The first extension is *partial least general generalization* (plgg)
and allows us to only partially generalize two literals:
we can say that we want to generalize two literals or terms,
but can require some arguments to be fixed, i.e., that the two literals
must have unifying values at that specific argument position.
Thus, partial least general generalization is a combination of
unification and anti-unification.

Consider again the following literals

and the following application:additive(ppn_1060, flame-retardent)

additive(ppn_1060, fluent)

additive(r_5320, flame-retardent)

Here we only want to generalize over the fluent additives of identical materials: the generalization patternplgg(t1,t2,additive($,_))additive(ppn_1060, X)

We can also restrict generalization by requiring some arguments to be
of a particular type.
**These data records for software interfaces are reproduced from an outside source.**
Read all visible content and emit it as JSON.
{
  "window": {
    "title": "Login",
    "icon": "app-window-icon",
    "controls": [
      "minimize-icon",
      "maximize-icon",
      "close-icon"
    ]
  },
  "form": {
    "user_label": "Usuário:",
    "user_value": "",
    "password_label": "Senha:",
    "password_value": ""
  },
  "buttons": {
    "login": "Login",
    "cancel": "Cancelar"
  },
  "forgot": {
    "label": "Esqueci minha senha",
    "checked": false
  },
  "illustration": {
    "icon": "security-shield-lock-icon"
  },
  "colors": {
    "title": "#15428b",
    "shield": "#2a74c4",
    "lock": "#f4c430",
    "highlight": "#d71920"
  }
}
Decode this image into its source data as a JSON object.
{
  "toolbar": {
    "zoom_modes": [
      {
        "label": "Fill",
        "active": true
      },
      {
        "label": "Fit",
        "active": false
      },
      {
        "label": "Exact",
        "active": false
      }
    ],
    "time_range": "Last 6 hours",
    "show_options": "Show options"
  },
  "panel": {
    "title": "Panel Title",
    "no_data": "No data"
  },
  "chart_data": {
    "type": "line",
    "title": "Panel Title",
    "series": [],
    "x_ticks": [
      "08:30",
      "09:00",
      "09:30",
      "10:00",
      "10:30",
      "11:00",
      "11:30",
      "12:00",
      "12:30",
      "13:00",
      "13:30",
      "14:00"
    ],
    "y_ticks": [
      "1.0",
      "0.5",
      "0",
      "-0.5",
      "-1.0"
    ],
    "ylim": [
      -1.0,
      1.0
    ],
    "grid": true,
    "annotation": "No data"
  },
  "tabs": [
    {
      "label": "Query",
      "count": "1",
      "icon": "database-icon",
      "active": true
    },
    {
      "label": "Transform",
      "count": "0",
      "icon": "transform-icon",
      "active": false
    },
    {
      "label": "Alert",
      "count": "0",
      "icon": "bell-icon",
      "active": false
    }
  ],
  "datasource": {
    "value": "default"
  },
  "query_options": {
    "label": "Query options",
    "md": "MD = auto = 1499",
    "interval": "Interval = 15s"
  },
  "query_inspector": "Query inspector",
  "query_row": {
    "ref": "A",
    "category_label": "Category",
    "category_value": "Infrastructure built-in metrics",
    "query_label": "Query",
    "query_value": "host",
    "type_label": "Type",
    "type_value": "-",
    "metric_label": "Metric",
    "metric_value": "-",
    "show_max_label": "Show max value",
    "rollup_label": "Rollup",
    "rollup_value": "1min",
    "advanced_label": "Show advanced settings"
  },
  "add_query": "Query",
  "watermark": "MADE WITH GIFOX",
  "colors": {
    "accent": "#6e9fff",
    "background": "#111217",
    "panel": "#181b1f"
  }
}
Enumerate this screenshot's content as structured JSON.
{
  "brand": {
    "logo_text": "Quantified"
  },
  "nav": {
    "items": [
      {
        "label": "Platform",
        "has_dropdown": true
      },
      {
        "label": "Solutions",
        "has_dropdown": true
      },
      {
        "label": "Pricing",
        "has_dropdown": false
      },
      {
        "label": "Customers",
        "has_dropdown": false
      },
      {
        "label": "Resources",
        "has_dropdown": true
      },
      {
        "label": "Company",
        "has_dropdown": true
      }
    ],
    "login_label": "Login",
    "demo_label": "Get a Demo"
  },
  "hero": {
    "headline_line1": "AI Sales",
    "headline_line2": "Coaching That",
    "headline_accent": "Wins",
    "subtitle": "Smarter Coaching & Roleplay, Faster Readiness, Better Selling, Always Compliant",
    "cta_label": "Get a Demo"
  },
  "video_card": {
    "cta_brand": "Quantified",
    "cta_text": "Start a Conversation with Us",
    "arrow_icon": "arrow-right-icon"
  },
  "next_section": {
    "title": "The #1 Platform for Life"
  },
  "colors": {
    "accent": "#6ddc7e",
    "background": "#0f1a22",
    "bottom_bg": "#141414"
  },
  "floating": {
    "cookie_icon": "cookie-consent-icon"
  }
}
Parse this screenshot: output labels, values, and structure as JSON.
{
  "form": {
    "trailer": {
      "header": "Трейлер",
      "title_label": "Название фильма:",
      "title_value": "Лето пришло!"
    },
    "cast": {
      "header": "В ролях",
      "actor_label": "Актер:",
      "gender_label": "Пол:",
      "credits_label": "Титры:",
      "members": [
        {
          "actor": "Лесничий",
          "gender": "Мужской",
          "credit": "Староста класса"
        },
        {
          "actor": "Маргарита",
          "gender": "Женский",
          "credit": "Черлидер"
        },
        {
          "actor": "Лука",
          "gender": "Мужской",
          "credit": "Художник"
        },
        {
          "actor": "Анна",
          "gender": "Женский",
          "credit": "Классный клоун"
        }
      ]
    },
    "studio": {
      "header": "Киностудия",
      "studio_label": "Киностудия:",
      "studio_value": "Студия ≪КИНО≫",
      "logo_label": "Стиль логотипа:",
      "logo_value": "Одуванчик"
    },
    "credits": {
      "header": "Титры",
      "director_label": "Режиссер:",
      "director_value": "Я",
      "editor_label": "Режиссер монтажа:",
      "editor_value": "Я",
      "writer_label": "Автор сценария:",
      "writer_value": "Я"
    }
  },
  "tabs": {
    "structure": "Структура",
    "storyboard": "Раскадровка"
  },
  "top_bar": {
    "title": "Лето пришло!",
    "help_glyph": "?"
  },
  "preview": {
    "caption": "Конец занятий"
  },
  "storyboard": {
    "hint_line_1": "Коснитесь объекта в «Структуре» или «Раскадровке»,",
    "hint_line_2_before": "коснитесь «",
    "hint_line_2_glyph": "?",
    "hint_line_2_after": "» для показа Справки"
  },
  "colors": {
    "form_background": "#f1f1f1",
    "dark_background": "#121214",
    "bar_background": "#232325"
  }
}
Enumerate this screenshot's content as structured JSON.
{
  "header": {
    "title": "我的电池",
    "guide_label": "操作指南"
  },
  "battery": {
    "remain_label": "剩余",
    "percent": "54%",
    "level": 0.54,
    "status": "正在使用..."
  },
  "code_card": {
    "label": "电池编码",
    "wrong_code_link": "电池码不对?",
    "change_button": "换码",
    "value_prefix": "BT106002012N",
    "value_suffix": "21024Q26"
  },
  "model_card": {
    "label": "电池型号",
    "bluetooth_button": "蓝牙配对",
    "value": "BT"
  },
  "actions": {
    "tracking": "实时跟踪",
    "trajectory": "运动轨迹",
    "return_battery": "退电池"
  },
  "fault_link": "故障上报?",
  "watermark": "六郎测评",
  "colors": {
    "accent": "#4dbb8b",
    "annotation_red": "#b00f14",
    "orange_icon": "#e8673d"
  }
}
In this case we would use a type or sort identifier
at the position of the meta-symbol *$* in the previous example.
Thus, exact match as done for *$* is now replaced by sorted
unification for the non-generalized argument positions.

Consider the taxonomy shown in Fig. 3.
Trying to generalize and requiring the first argument of
the resulting literal to be of type *novodur * would fail since
the least general generalization of *ppn_1060* and *r_5320*
is the type *thermoplastic*, which is too general, i.e. not within
the required type *novodur*:

However, if we only require the generalized material to be of typeplgg(t2,t3,additive(novodur,_))fail

plgg(t2,t3,additive(plastic,_))additive(thermoplastic, X)